  • Purpose: To fulfill precision radiotherapy via adaptive dose painting by number, voxel-by-voxel dose response or radio-sensitivity in individual human tumor needs to be determined in early treatment to guide treatment adaptation. In this study, multiple FDG PET images obtained pre- and weekly during the treatment course were utilized to determine the distribution/spectrum of dose response parameters in individual human tumors. Methods: FDG PET/CT images of 18 HN cancer patients were used in the study. Spatial parametric image of tumor metabolic ratio (dSUV) was created following voxel by voxel deformable image registration.
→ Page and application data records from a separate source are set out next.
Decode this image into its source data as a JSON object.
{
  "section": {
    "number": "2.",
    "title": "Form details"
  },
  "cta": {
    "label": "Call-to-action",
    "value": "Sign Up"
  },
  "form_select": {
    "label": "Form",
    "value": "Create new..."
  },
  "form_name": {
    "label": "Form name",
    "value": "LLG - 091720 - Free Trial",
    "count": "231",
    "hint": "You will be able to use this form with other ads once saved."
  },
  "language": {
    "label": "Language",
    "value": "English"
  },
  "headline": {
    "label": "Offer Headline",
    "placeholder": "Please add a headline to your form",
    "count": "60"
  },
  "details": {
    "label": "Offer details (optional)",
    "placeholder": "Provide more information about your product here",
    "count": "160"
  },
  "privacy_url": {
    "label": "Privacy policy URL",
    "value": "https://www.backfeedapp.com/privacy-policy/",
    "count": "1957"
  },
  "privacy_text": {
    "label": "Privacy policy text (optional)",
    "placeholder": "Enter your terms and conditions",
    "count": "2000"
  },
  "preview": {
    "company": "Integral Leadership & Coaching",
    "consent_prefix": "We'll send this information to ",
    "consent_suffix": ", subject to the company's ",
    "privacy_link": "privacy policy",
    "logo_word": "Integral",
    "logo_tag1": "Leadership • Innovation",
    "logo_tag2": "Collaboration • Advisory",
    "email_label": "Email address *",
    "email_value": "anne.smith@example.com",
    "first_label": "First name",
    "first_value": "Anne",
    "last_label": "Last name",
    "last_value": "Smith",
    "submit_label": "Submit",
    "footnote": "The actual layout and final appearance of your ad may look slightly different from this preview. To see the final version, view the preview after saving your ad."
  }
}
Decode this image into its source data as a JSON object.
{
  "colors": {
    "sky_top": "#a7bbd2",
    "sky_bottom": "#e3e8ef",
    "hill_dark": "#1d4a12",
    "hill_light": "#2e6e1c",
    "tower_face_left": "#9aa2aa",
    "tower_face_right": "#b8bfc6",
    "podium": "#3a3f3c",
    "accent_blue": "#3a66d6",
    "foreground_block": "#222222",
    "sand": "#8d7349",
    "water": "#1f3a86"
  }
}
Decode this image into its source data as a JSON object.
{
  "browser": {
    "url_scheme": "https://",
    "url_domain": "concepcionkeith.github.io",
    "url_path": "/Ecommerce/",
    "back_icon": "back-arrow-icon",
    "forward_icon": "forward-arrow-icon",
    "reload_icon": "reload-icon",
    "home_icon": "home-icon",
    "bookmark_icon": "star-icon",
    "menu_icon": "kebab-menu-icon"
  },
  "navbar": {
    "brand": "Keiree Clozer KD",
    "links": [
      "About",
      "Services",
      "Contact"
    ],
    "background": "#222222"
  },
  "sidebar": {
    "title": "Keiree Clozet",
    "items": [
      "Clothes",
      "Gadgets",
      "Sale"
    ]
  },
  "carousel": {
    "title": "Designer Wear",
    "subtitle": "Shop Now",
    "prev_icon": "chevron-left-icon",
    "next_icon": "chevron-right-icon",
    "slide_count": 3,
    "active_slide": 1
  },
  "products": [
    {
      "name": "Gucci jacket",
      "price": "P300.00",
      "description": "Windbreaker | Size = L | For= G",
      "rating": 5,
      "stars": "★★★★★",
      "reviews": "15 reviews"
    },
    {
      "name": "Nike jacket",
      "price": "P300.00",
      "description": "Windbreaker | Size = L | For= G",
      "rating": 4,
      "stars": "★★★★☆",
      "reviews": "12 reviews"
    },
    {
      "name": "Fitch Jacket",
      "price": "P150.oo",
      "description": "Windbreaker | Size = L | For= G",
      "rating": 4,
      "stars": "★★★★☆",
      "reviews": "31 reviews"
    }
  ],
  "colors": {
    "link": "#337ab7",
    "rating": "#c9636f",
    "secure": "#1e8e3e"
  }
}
Each voxel value in dSUV was a function ofmore » pre-treatment baseline SUV and treatment delivered dose, and used as a surrogate of tumor survival fraction (SF). Regression fitting with break points was performed using the LQ-model with tumor proliferation for the control and failure group of tumors separately. The distribution and spectrum of radiation sensitivity and growth in individual tumors were determined and evaluated. Results: Spectrum of tumor dose-sensitivity and proliferation in the controlled group was broad with α in tumor survival LQ-model from 0.17 to 0.8. It was proportional to the baseline SUV. Tlag was about 21∼25 days, and Tpot about 0.56∼1.67 days respectively. Commonly tumor voxels with high radio-sensitivity or larger α had small Tlag and Tpot. For the failure group, the radio-sensitivity α was low within 0.05 to 0.3, but did not show clear Tlag. In addition, tumor voxel radio-sensitivity could be estimated during the early treatment weeks. Conclusion: Dose response distribution with respect to radio-sensitivity and growth in individual human tumor can be determined using FDG PET imaging based tumor metabolic ratio measured in early treatment course. The discover is critical and provides a potential quantitative objective to implement tumor specific precision radiotherapy via adaptive dose painting by number.« less